During a hard contested warfare, it was imperative to promote officers who had signalised themselves by bravery, and frequently to intrust those with important commands who were inefficient in many respects. It often occurred that those most distinguished for intrepidity were not competent to establish discipline; and, on the other hand, that the ablest parade officers were not the most useful in a campaign. Taking all these circumstances into consideration, together with the cruel mode of recruiting the army, and the disheartening reflection, that merit was not always the only path to command, it is not surprising that failures should frequently have occurred. It is rather a matter of astonishment that the military duties should have been so generally well performed; and that so high a degree of perfection should have been attained, by the South American armies, at the glorious close of a revolution which had proceeded under such innumerable disadvantages!
Mutiny at Callao.-Captain W. F. Martin, R. N.-Bolivar named dictator. The congress dissolved.- Cruelty of the royalists.Miller returns to Peru.-Passage.-Desperate bravery.-Captain Roberton.-Privateer Quintanilla.-Martelini.-The Congress in danger of shipwreck.-Arrives at Callao.-Position and force of the royalist and patriot forces.
THE arduous service, upon the unhealthy coast, in which General Miller had been engaged, again brought on a serious attack of ague and fever. This disease was rendered worse by the breaking out of an old wound in the thigh, which occasioned violent and unceasing pain; insomuch that he was eventually compelled to seek the restoration of health in cooler latitudes, and sailed from Callao on the 24th of January, in H. M. S. Tartar. The kind hospitality and cheerful manners of Captain Brown, the assiduous attentions of every officer on board, combined with the best care of a skilful surgeon, left very few remains of indisposition upon Miller's arrival at Valparaiso on the 22d of February.
Upon reaching Santiago he once more took up his abode at the house of his old and steadfast friend Mr. Richard Price, and received anew those kind offices which commenced on Miller's first arrival in Chile. Mr. Price had since allied himself to a handsome Chilena lady; and as something has been said of the unmarried beauty of that country, it would be
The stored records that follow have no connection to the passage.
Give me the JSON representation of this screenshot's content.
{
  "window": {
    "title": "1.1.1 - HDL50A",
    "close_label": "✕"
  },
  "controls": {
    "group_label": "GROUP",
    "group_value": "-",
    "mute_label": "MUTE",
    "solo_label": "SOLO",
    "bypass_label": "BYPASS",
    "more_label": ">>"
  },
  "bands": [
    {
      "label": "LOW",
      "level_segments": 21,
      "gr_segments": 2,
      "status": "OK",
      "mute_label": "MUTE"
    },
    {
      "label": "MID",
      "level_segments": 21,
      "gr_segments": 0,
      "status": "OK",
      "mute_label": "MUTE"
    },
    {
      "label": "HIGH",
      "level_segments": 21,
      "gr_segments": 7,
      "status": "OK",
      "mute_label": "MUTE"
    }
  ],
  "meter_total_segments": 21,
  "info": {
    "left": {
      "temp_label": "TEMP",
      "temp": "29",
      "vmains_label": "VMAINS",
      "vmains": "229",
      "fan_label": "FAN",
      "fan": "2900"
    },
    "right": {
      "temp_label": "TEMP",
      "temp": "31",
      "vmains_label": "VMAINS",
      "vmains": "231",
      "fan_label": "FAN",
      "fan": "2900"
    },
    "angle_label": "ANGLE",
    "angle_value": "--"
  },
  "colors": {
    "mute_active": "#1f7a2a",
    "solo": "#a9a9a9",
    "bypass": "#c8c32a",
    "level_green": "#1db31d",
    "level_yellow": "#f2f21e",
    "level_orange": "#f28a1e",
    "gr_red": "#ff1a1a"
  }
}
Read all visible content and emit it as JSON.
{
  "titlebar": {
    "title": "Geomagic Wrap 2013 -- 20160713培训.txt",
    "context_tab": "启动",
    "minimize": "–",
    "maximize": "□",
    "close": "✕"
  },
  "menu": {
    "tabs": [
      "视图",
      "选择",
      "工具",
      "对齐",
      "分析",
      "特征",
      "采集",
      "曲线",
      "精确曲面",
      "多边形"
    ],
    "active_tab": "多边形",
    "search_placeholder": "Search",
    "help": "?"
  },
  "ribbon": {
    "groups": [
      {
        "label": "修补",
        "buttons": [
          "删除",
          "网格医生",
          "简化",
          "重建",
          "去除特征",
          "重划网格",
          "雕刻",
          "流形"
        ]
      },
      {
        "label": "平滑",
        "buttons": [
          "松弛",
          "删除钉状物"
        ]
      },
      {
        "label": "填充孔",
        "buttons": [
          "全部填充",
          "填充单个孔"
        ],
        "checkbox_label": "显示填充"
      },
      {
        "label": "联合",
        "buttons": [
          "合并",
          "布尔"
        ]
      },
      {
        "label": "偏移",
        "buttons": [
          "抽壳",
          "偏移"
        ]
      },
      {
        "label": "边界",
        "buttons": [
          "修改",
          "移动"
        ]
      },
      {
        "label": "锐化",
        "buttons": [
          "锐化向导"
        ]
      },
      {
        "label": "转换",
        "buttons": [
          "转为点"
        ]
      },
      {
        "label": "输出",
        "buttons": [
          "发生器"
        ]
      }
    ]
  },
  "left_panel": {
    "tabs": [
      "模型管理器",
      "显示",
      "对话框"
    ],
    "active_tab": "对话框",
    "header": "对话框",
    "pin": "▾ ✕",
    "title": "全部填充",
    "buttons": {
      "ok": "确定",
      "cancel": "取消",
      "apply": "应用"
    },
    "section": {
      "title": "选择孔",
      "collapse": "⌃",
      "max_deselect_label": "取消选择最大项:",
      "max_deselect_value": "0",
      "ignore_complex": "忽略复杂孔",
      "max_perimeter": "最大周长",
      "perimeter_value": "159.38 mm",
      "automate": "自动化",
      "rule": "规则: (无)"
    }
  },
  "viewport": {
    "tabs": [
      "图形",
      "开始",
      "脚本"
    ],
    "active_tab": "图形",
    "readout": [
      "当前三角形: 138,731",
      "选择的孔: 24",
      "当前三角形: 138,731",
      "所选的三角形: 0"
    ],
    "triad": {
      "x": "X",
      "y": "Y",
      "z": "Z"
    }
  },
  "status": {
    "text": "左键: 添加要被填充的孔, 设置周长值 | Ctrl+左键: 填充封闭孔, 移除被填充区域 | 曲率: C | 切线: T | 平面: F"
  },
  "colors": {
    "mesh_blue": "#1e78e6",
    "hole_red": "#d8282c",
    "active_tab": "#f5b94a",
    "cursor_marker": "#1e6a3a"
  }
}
unjust to omit the mention of Mrs. Price as an example of all that is excellent in a wife, and affectionate in a mother. Miller had also the satisfaction to find that his early friends Doctor Cox and Mr. Barnard had been equally fortunate in their matrimonial connexions. The devotion to Hymen seemed to have been very general in this quarter, for many other Englishmen and Frenchmen had tied the indissoluble knot with the fair daughters of Chile.
The Peruvian government and General Bolivar availed themselves of the opportunity to urge, through Miller, the speedy co-operation of the Chileno forces which had been promised to be sent back to Peru, but which promise was evaded by the most provoking duplicity, and by the unworthy conduct of the then Chileno government. The lowering aspect of affairs in Peru next demands attention.
On the 7th of February, the troops stationed in the castles of Callao, headed by a mulatto serjeant, named Moyano, rose and imprisoned the governor, General Alvarado, and the officers of the garrison. The mutineers declared that they had no other object in view than to obtain their arrears of pay, and to be provided with a passage to their native countries, Chile and Buenos Ayres.
The Buenos Ayrean General Correa had an interview with the mutineers in the castles. The moderate proposals transmitted through the general were so equivocally received by the congress, and the efforts of Correa were so feebly seconded by the executive, that every attempt to adjust the matter failed. The payment of 50,000 dollars would have